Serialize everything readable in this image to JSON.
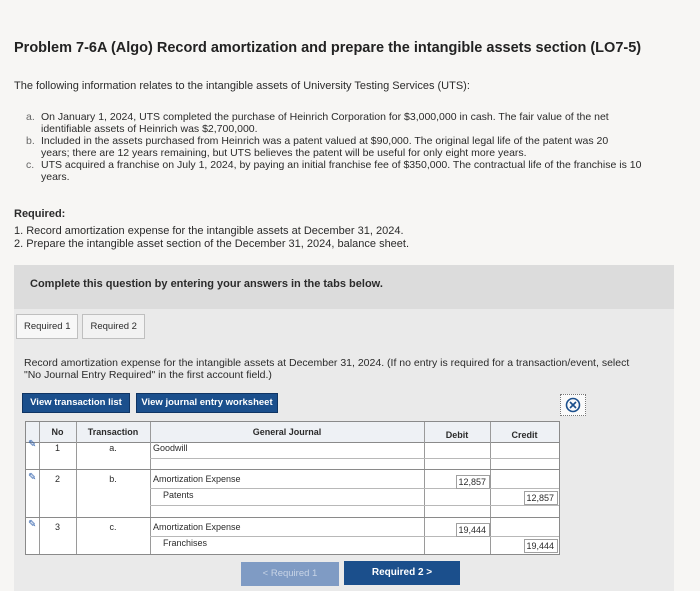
{
  "problem": {
    "title": "Problem 7-6A (Algo) Record amortization and prepare the intangible assets section (LO7-5)",
    "intro": "The following information relates to the intangible assets of University Testing Services (UTS):",
    "items": [
      {
        "letter": "a.",
        "line1": "On January 1, 2024, UTS completed the purchase of Heinrich Corporation for $3,000,000 in cash. The fair value of the net",
        "line2": "identifiable assets of Heinrich was $2,700,000."
      },
      {
        "letter": "b.",
        "line1": "Included in the assets purchased from Heinrich was a patent valued at $90,000. The original legal life of the patent was 20",
        "line2": "years; there are 12 years remaining, but UTS believes the patent will be useful for only eight more years."
      },
      {
        "letter": "c.",
        "line1": "UTS acquired a franchise on July 1, 2024, by paying an initial franchise fee of $350,000. The contractual life of the franchise is 10",
        "line2": "years."
      }
    ],
    "required_heading": "Required:",
    "required": [
      "1. Record amortization expense for the intangible assets at December 31, 2024.",
      "2. Prepare the intangible asset section of the December 31, 2024, balance sheet."
    ]
  },
  "banner": "Complete this question by entering your answers in the tabs below.",
  "tabs": [
    "Required 1",
    "Required 2"
  ],
  "instruction_line1": "Record amortization expense for the intangible assets at December 31, 2024. (If no entry is required for a transaction/event, select",
  "instruction_line2": "\"No Journal Entry Required\" in the first account field.)",
  "buttons": {
    "view_list": "View transaction list",
    "view_worksheet": "View journal entry worksheet"
  },
  "grid": {
    "headers": {
      "no": "No",
      "transaction": "Transaction",
      "journal": "General Journal",
      "debit": "Debit",
      "credit": "Credit"
    },
    "rows": [
      {
        "no": "1",
        "transaction": "a.",
        "account": "Goodwill",
        "credit_account": "",
        "debit": "",
        "credit": ""
      },
      {
        "no": "2",
        "transaction": "b.",
        "account": "Amortization Expense",
        "credit_account": "Patents",
        "debit": "12,857",
        "credit": "12,857"
      },
      {
        "no": "3",
        "transaction": "c.",
        "account": "Amortization Expense",
        "credit_account": "Franchises",
        "debit": "19,444",
        "credit": "19,444"
      }
    ]
  },
  "nav": {
    "prev": "< Required 1",
    "next": "Required 2  >"
  }
}
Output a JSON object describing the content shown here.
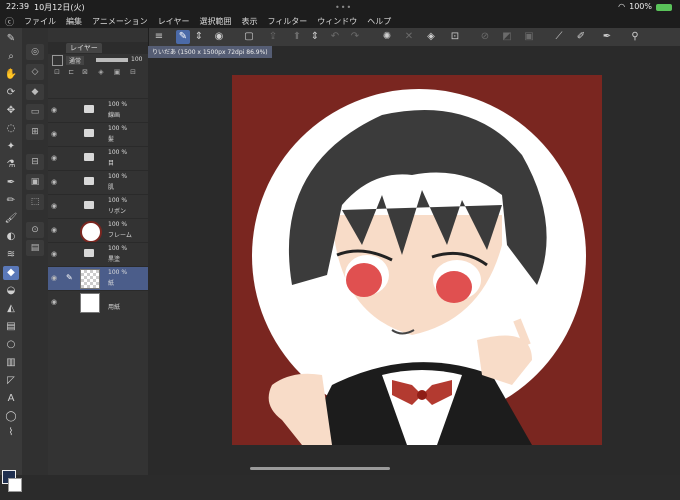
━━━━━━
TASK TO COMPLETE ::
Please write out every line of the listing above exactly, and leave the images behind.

ANSWER TO THE PROBLEM ::
Serialize everything readable in this image to JSON.
{
  "problem": {
    "title": "Problem 7-6A (Algo) Record amortization and prepare the intangible assets section (LO7-5)",
    "intro": "The following information relates to the intangible assets of University Testing Services (UTS):",
    "items": [
      {
        "letter": "a.",
        "line1": "On January 1, 2024, UTS completed the purchase of Heinrich Corporation for $3,000,000 in cash. The fair value of the net",
        "line2": "identifiable assets of Heinrich was $2,700,000."
      },
      {
        "letter": "b.",
        "line1": "Included in the assets purchased from Heinrich was a patent valued at $90,000. The original legal life of the patent was 20",
        "line2": "years; there are 12 years remaining, but UTS believes the patent will be useful for only eight more years."
      },
      {
        "letter": "c.",
        "line1": "UTS acquired a franchise on July 1, 2024, by paying an initial franchise fee of $350,000. The contractual life of the franchise is 10",
        "line2": "years."
      }
    ],
    "required_heading": "Required:",
    "required": [
      "1. Record amortization expense for the intangible assets at December 31, 2024.",
      "2. Prepare the intangible asset section of the December 31, 2024, balance sheet."
    ]
  },
  "banner": "Complete this question by entering your answers in the tabs below.",
  "tabs": [
    "Required 1",
    "Required 2"
  ],
  "instruction_line1": "Record amortization expense for the intangible assets at December 31, 2024. (If no entry is required for a transaction/event, select",
  "instruction_line2": "\"No Journal Entry Required\" in the first account field.)",
  "buttons": {
    "view_list": "View transaction list",
    "view_worksheet": "View journal entry worksheet"
  },
  "grid": {
    "headers": {
      "no": "No",
      "transaction": "Transaction",
      "journal": "General Journal",
      "debit": "Debit",
      "credit": "Credit"
    },
    "rows": [
      {
        "no": "1",
        "transaction": "a.",
        "account": "Goodwill",
        "credit_account": "",
        "debit": "",
        "credit": ""
      },
      {
        "no": "2",
        "transaction": "b.",
        "account": "Amortization Expense",
        "credit_account": "Patents",
        "debit": "12,857",
        "credit": "12,857"
      },
      {
        "no": "3",
        "transaction": "c.",
        "account": "Amortization Expense",
        "credit_account": "Franchises",
        "debit": "19,444",
        "credit": "19,444"
      }
    ]
  },
  "nav": {
    "prev": "< Required 1",
    "next": "Required 2  >"
  }
}
Output a JSON object describing the content shown here.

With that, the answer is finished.